→ **Task objective**:
Only the lines containing the string "user" are needed; copy all of them from the listing.

→ **Information provided**:
⁂
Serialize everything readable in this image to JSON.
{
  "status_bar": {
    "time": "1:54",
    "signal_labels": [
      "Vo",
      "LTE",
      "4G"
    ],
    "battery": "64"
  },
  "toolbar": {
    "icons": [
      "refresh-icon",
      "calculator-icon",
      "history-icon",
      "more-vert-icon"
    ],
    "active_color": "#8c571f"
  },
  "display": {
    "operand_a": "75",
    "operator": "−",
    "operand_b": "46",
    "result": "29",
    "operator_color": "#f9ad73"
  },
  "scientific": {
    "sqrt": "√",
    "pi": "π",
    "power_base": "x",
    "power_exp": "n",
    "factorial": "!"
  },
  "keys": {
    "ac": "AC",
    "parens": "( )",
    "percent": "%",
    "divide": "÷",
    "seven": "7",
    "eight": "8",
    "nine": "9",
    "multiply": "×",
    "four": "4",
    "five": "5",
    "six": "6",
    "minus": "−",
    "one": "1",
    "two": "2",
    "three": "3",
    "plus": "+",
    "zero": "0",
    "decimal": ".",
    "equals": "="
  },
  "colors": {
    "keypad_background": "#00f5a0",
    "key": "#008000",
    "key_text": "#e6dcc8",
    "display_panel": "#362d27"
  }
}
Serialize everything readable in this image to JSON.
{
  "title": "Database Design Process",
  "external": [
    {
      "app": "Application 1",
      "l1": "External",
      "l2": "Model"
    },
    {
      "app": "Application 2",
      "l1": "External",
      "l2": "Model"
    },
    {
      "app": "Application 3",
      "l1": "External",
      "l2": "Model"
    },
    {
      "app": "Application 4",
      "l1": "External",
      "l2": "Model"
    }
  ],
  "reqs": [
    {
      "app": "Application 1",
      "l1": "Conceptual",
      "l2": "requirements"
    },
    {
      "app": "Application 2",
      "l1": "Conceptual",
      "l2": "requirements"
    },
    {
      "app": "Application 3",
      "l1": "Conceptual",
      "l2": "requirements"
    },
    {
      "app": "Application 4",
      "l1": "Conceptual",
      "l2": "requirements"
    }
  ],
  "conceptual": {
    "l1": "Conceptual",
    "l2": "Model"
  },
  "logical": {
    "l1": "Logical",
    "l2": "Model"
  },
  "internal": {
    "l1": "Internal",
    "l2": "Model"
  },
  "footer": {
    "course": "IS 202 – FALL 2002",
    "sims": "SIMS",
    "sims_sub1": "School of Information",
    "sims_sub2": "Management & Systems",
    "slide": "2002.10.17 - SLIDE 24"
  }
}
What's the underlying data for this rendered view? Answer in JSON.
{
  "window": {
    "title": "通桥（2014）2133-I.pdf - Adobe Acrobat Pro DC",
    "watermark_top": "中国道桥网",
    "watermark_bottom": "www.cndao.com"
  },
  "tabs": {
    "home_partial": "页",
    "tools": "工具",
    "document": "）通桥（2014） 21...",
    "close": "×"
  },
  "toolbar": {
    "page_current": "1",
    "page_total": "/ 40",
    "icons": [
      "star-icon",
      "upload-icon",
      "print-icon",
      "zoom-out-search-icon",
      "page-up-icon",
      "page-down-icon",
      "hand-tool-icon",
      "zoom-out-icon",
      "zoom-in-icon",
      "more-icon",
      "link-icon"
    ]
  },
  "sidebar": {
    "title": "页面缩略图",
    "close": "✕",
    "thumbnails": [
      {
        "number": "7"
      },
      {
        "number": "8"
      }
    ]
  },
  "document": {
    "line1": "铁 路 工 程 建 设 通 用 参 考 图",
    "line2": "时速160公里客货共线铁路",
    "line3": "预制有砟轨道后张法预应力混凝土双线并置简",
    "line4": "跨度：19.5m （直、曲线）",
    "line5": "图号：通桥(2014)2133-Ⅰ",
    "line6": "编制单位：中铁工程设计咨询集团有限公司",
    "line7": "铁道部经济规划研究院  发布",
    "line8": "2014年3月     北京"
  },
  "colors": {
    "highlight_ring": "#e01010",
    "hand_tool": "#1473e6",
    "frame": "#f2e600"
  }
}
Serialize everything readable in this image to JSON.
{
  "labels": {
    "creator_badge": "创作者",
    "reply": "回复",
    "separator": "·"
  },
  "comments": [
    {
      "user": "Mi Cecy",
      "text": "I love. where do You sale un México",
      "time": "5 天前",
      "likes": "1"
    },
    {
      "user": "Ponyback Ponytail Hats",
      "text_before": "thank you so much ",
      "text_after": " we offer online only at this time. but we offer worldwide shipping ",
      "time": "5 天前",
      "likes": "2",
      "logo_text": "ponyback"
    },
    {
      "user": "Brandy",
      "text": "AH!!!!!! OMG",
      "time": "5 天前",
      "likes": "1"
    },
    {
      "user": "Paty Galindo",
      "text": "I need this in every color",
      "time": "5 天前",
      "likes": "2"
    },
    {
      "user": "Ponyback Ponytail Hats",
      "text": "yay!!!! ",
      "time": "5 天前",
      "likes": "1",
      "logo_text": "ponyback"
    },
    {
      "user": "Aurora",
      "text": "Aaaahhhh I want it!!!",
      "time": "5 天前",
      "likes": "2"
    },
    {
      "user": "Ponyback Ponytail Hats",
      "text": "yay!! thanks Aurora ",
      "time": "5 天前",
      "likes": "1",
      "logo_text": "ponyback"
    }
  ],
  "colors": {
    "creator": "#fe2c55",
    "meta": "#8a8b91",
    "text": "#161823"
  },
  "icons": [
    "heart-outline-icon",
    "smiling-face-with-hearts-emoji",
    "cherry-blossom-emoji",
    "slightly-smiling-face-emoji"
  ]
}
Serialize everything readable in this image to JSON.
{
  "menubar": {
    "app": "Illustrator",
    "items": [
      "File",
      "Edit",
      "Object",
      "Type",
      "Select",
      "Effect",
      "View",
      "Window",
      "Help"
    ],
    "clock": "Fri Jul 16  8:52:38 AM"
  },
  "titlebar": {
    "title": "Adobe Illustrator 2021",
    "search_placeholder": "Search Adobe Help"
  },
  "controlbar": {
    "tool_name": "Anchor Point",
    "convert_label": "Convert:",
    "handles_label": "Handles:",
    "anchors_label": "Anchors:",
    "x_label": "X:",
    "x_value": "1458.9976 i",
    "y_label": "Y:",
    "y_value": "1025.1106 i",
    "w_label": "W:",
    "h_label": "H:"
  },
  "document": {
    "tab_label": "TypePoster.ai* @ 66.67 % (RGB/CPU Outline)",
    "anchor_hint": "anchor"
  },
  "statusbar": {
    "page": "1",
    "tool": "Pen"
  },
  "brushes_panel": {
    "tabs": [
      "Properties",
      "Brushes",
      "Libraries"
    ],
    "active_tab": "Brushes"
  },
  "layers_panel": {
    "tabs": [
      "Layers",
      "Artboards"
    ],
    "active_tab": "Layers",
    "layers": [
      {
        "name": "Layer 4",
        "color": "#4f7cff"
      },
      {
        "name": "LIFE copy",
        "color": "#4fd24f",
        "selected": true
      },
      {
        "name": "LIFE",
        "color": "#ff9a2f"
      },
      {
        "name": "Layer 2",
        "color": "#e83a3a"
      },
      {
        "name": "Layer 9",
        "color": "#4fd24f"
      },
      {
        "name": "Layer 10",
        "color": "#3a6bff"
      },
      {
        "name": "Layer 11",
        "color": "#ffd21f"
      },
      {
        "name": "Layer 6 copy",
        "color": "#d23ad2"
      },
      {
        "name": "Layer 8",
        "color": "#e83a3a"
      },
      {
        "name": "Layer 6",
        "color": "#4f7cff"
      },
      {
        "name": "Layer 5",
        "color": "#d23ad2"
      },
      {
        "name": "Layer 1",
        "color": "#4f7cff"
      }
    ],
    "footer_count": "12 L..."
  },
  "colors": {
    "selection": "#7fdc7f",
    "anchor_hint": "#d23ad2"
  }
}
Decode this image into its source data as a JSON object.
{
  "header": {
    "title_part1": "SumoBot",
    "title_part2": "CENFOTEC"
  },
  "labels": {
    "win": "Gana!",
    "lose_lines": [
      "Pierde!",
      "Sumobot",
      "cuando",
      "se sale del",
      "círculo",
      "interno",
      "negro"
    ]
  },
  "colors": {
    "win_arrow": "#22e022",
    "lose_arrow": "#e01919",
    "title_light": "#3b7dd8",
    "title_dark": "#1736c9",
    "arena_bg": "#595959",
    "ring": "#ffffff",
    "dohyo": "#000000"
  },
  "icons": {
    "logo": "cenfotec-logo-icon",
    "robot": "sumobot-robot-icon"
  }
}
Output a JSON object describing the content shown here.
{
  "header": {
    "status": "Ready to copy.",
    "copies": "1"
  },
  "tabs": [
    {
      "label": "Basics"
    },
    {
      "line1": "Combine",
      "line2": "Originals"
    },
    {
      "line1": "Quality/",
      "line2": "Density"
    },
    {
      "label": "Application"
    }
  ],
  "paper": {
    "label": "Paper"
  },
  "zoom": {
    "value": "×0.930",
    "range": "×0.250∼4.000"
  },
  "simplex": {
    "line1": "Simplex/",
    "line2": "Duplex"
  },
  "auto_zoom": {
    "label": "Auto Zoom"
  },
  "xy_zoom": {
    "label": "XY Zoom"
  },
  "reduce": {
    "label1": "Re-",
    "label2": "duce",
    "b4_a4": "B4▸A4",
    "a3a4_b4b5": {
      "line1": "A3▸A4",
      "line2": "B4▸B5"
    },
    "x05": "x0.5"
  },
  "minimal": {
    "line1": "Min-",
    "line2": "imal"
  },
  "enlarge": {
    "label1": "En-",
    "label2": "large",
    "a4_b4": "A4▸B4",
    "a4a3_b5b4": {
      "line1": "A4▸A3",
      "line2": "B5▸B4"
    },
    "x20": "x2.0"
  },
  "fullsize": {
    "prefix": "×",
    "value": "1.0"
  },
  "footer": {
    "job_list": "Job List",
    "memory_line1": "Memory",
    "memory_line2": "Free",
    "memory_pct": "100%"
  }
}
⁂
→ **Solved exercise**:
      "user": "Mi Cecy",
      "user": "Ponyback Ponytail Hats",
      "user": "Brandy",
      "user": "Paty Galindo",
      "user": "Ponyback Ponytail Hats",
      "user": "Aurora",
      "user": "Ponyback Ponytail Hats",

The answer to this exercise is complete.